Advocacy Tools and Resources

Whether just getting started or you have been actively engaged for decades, you will find tips and tactics to improve your efforts to bring the TU coldwater conservation mission to life through impactful policy efforts.

Once your Advocacy Committee has discussed policy priorities with council leaders and TU staff, it is time to contemplate strategies to meet your goals. Each chapter may have a different overarching strategy based on decision making, existing relationships and the specific policy effort. This sample of actions may be helpful to review.

For instance, in one council it might be most effective to build relationships with legislators while in other states it might be best to focus on commissions and advisory groups. Once you gain a better understanding of how decisions are made, who the influencers are and what your status is in the conversation, your team can better deduce a strategy.

Legislator Relationship Building
Developing relationships with legislators and their staff well in advance of reaching out to share your point of view on an issue is critical. Strong personal relationships are the best means of influencing legislative decision-making. Personal visits, letters, phone calls, faxes, and emails are especially important when they come from constituents who are well known, highly regarded, and have been helpful in the past. Building relationships takes time and careful effort, but it is the most effective way to shape the thinking of those who decide public policy. Introduce yourself and invite decision makers to go fishing, visit a critical project site or paddle an important stretch of water.

Congressional Town Halls
Members of Congress come home between sessions and often host town halls to speak to and hear from their constituents. Attend these town halls to elevate your concerns for coldwater conservation. Read our guide to participating in a town hall meeting and don’t hesitate to contact TU staff for support.

Mobilizing Members
When looking to mobilize your membership you may facilitate a multifaceted plan that may include one or more of the following; orchestrate an online petition to generate supporters to elevate in action through a phone tree urging members to contact their elected representatives, hosting postcard writing events to key elected officials, promoting email action alerts via social media, and planning other in-person special events around a particular issue to garner support.

Letter to the Editor Campaigns
A letter to the editor campaign can be a great way to get your issue in front of thousands of readers with little to no cost to your team. Not only do you get to make your case with a specific call to action but you also have an implicit nod from the newspaper’s editor indicating that your message is worth consideration. When considering a letter to the editor, confer with your council and staff as the nuances of an effective and well placed letter are critical.

Candidate Forums
A nonpartisan candidate forum is a powerful tool to engage your community around an upcoming election while advancing your advocacy goals.

Whether your chapter needs issue support, wants to change state law, or simply wants to increase awareness of your priorities, a successful candidate forum during an election year will build awareness and greater recognition for your organization and the communities you serve.
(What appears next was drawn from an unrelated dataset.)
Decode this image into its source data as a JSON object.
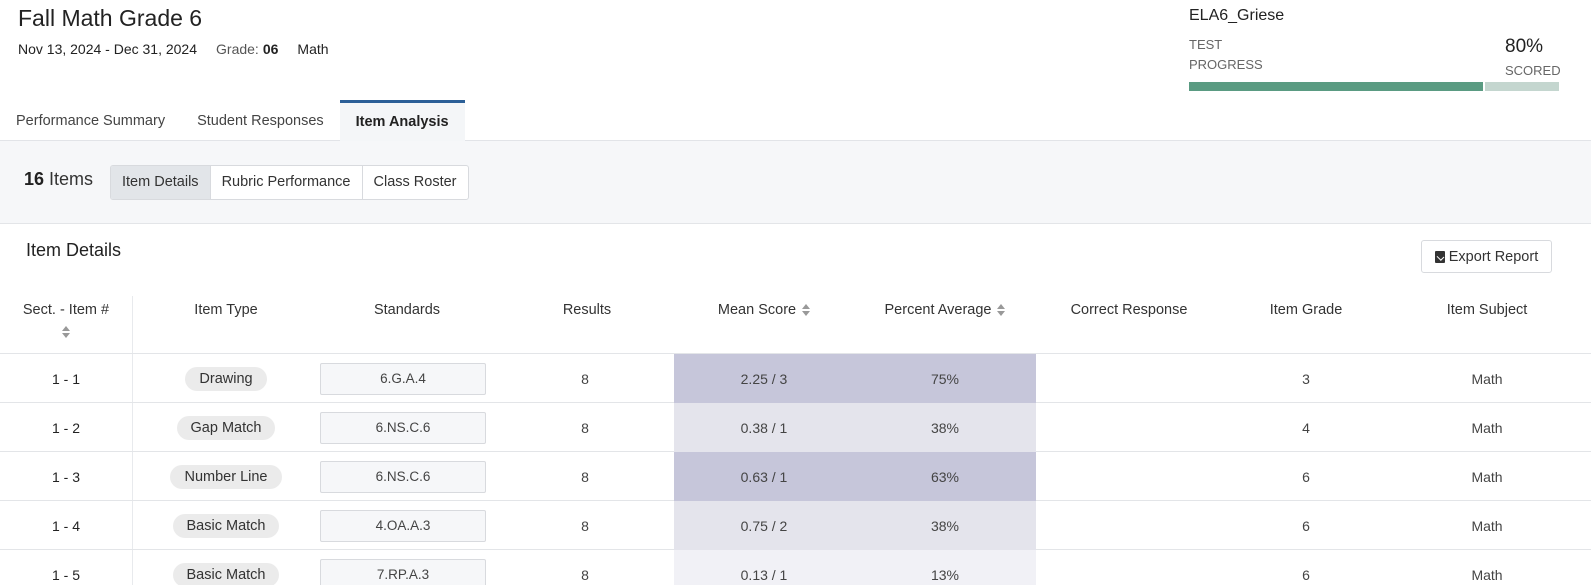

There are many nuances to organizing an effective candidate forum to attract media interest, stay within 502(c)(3) regulations and build constituency around your priority issues. Review this forum template and contact Volunteer Operations staff to learn more about planning an upcoming forum.

Share your advocacy successes and learn from other chapter leaders in the Leaders Forum.